In addition to this, reinsurers need a solvency margin, which, pending the introduction of Solvency II, will broadly be set at the same level as for direct insurers. The exception is in relation to life insurance, where the Reinsurance Directive allows the general insurance basis of calculation to be used instead of the basis specified in the Consolidated Life Directive. This option is potentially available to all types of life business (including investment contracts).

A minimum guarantee fund is also needed. One-third of the solvency margin constitutes the guarantee fund. It comprises the same type of assets as the solvency margin and must not be less than €3 million. Member States can set lower minimum guarantee funds for captive reinsurers than for “normal” reinsurers.

Items of interest to note are:

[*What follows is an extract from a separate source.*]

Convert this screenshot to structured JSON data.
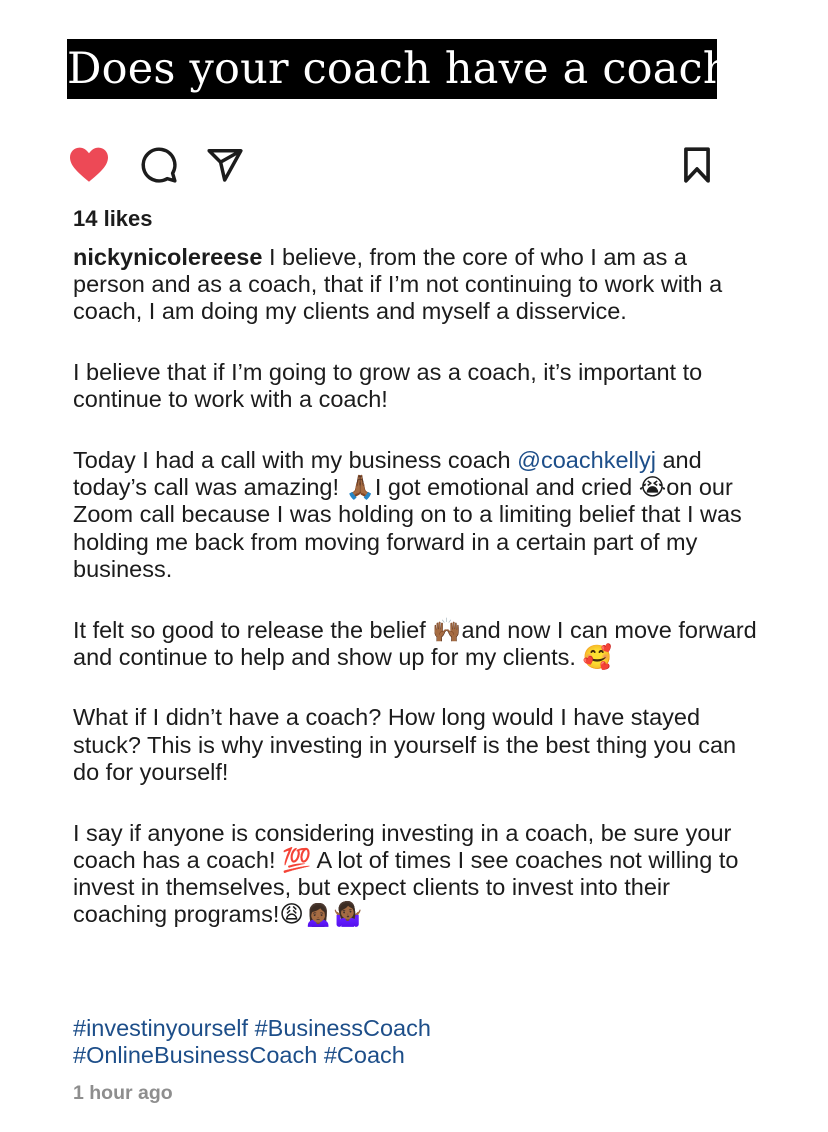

  • the Reinsurance Directive contains a specific prohibition on the retention or introduction of reserving requirements which require the pledging of assets to cover un-earned premiums and outstanding claims provisions;
  • where the home state allows any technical provisions to be covered by claims against reinsurers who are not authorised by the Reinsurance Directive (for example non-EEA reinsurers) then it must set conditions for accepting such claims (for example, collateral requirements);
  • assets covering technical provisions are required to comply with the prudent person principles in Article 34 which states that:
  • the assets must take into account the type of business carried out, in particular, nature, amount and duration of the expected claims payment in order to secure the efficiency, liquidity, security, quality, profitability and matching of investment;
    • the reinsurer must ensure assets are diversified and adequately spread;
    • investment in assets which are not admitted to trading on regulated financial markets must be kept to prudent levels;
    • investment in derivatives is permitted, provided they contribute to a reduction of investment risk or facilitate efficient portfolio management;
    • reinsurers must avoid excessive risk exposure to a single counterparty and other derivative operations.
  • the solvency margin or capital held must consist of assets free of any foreseeable liabilities, for example, paid up share capital, statutory and free reserves, profit and loss brought forward (after deduction of dividends), preferential share capital, subordinated loan capital and securities with no specified maturity date.

What happens if the solvency margin or guarantee fund are not maintained?

Solvency margin

If this is not maintained, the home state regulator can require the reinsurer to increase the solvency margin to the required level, which is determined from a recovery plan which must be submitted to the regulator for approval. The home state can also prohibit a free disposal of the reinsurer’s assets both in the home state and across all Member States.

The guarantee fund

If this is not maintained, the home state regulator can require the reinsurer to submit a short-term finance scheme for its approval and may also prevent a free disposal of assets.

Finite Reinsurance

The Reinsurance Directive sets out special provisions relating to finite reinsurance and insurance special purpose vehicles. Finite reinsurance is defined in the Reinsurance Directive as

“reinsurance under which the explicit maximum loss potential expressed as the maximum economic transferred, providing both a significant underwriting risk and time risk transfer, exceeds the premium over the lifetime of the contract by a limited but significant amount together with at least one of the following two features:

  • explicit and material consideration of the time value of money; and
  • contractual provisions to moderate the balance of economic experience between the parties over time to achieve the target risk transfer.”

The Reinsurance Directive provides that home states may lay down specific provisions concerning finite reinsurance activities including:

  • mandatory conditions for inclusion in all contracts; and
  • sound administrative and accounting procedures, adequate internal control mechanisms and accounting and essential information requirements, the establishment of technical provisions, investment of assets and rules relating to solvency margin.